The common business practice for electronic documents is to include a Change History in the document's introduction or preface, usually presented as a table which headings such as:
- Version (e.g. 0.1, 1.0, etc)
- Details (e.g. Initial draft, Added section X, Minor corrections, etc)
- Author (the name of the person(s) who created that edit)
- Date (the date on which this version of the document was published)
Some also have a status, e.g. Draft, RFC (Request for Comment), Review, Final.
These are usually listed from oldest to newest, so that the last entry pertains to the version of the document you have.
The idea is that anyone getting a copy of the document can see what version they have and a brief summary of all the edits and who edited it).
Best practice is to keep the document in a versioned document repository, such as SharePoint, so that the default option is always to get the latest version, and to discard printed copies after use so that you always have the latest. This is referred to as a "living document" and is CMM (capability maturity model) compliant business practice.

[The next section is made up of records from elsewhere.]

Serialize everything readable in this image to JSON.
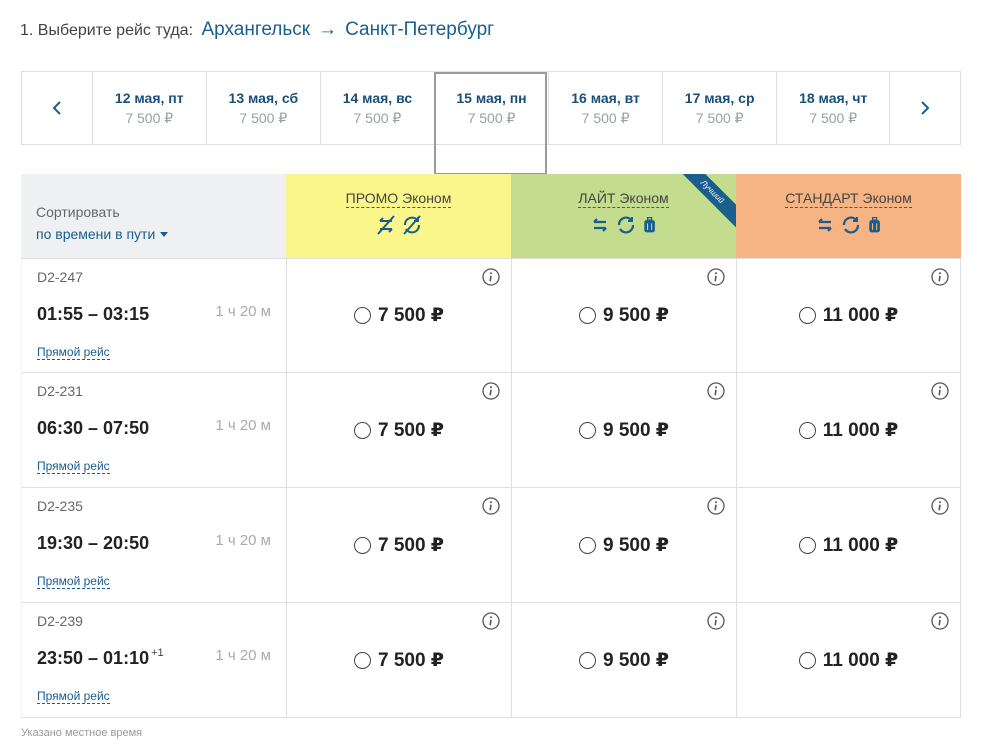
{
  "header": {
    "step_label": "1. Выберите рейс туда:",
    "origin": "Архангельск",
    "arrow": "→",
    "destination": "Санкт-Петербург"
  },
  "dates": [
    {
      "date": "12 мая, пт",
      "price": "7 500 ₽"
    },
    {
      "date": "13 мая, сб",
      "price": "7 500 ₽"
    },
    {
      "date": "14 мая, вс",
      "price": "7 500 ₽"
    },
    {
      "date": "15 мая, пн",
      "price": "7 500 ₽",
      "selected": true
    },
    {
      "date": "16 мая, вт",
      "price": "7 500 ₽"
    },
    {
      "date": "17 мая, ср",
      "price": "7 500 ₽"
    },
    {
      "date": "18 мая, чт",
      "price": "7 500 ₽"
    }
  ],
  "sort": {
    "label": "Сортировать",
    "value": "по времени в пути"
  },
  "tariffs": [
    {
      "name": "ПРОМО Эконом",
      "color": "#fbf68c",
      "icons": [
        "no-exchange-icon",
        "no-refund-icon"
      ]
    },
    {
      "name": "ЛАЙТ Эконом",
      "color": "#c3dc8e",
      "badge": "Лучший",
      "icons": [
        "exchange-icon",
        "refund-icon",
        "baggage-icon"
      ]
    },
    {
      "name": "СТАНДАРТ Эконом",
      "color": "#f6b383",
      "icons": [
        "exchange-icon",
        "refund-icon",
        "baggage-icon"
      ]
    }
  ],
  "flights": [
    {
      "number": "D2-247",
      "times": "01:55 – 03:15",
      "next_day": "",
      "duration": "1 ч 20 м",
      "type": "Прямой рейс",
      "prices": [
        "7 500 ₽",
        "9 500 ₽",
        "11 000 ₽"
      ]
    },
    {
      "number": "D2-231",
      "times": "06:30 – 07:50",
      "next_day": "",
      "duration": "1 ч 20 м",
      "type": "Прямой рейс",
      "prices": [
        "7 500 ₽",
        "9 500 ₽",
        "11 000 ₽"
      ]
    },
    {
      "number": "D2-235",
      "times": "19:30 – 20:50",
      "next_day": "",
      "duration": "1 ч 20 м",
      "type": "Прямой рейс",
      "prices": [
        "7 500 ₽",
        "9 500 ₽",
        "11 000 ₽"
      ]
    },
    {
      "number": "D2-239",
      "times": "23:50 – 01:10",
      "next_day": "+1",
      "duration": "1 ч 20 м",
      "type": "Прямой рейс",
      "prices": [
        "7 500 ₽",
        "9 500 ₽",
        "11 000 ₽"
      ]
    }
  ],
  "footnote": "Указано местное время",
  "colors": {
    "accent": "#1a5e8e",
    "date_text": "#1a4f7a"
  }
}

If you're talking about a printed document, e.g. a notice posted up on a noticeboard, then Effective or Updated are both sufficient.